** Opening DATASET RECORDS block **

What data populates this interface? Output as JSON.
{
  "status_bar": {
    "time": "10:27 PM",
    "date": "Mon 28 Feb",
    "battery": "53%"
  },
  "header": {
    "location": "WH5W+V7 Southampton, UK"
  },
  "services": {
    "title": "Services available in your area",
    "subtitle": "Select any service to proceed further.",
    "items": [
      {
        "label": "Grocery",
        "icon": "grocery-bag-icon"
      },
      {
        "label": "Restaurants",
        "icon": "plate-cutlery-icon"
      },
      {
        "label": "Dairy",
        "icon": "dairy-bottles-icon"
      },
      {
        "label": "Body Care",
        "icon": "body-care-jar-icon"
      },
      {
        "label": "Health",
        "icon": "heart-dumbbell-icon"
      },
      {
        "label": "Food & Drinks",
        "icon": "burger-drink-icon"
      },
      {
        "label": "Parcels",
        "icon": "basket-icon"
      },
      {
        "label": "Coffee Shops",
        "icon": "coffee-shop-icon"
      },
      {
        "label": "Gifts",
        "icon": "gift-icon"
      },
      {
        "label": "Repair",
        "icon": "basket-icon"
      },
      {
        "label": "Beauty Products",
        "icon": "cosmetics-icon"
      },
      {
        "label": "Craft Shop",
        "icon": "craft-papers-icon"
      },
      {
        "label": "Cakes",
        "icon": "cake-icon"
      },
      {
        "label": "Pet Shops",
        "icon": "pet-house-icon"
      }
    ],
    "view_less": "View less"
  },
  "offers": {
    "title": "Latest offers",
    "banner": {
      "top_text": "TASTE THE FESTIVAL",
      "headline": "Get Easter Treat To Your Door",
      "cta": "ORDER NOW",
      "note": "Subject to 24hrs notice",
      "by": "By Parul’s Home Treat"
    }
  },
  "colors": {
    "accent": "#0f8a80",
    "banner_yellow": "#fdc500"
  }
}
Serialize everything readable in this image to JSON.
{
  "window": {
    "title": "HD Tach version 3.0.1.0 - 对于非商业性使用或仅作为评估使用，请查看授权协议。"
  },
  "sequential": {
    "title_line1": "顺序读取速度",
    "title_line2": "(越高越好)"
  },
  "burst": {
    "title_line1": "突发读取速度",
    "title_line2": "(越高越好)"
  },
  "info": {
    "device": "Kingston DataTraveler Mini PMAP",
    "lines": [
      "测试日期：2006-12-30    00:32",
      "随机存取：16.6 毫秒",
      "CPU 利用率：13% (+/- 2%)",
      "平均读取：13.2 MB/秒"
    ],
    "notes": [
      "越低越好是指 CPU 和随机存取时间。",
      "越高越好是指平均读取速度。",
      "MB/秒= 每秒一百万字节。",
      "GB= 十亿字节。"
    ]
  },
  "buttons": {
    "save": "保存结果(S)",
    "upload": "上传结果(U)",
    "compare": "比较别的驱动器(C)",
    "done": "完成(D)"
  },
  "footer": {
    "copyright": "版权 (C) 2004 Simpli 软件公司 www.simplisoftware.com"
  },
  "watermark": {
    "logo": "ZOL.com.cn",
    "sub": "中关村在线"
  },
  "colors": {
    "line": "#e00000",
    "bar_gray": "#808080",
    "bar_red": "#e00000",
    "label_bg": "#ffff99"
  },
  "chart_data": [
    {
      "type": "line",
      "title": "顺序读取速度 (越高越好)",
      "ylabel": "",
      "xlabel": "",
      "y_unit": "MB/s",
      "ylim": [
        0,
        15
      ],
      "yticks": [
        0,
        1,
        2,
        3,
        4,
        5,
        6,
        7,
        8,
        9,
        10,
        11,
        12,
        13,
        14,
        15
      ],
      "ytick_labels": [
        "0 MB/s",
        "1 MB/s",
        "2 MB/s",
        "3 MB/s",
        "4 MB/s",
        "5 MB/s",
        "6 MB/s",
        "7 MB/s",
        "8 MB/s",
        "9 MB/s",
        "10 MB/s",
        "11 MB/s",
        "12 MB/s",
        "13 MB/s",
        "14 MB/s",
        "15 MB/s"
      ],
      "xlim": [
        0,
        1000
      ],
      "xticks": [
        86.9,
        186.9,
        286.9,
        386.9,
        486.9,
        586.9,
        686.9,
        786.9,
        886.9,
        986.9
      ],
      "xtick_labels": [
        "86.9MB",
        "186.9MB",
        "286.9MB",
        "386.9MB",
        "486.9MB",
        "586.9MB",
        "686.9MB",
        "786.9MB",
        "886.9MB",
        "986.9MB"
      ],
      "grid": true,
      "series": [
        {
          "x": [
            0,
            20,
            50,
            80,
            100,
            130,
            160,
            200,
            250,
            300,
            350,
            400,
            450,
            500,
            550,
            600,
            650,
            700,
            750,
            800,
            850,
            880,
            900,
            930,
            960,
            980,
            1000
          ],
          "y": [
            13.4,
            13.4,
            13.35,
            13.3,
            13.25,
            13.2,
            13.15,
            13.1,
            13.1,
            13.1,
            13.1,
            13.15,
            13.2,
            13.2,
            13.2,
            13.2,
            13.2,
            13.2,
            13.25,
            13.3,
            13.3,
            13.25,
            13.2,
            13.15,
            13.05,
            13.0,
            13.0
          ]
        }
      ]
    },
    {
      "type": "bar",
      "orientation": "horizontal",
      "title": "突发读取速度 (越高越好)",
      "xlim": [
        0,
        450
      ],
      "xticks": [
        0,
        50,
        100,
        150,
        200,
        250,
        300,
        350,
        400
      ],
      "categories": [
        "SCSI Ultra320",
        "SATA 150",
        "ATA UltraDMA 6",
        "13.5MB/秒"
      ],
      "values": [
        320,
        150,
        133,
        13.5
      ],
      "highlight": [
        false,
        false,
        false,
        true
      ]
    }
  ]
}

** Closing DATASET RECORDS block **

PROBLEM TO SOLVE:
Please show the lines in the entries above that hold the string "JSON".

TASK RESULT:
What data populates this interface? Output as JSON.
Serialize everything readable in this image to JSON.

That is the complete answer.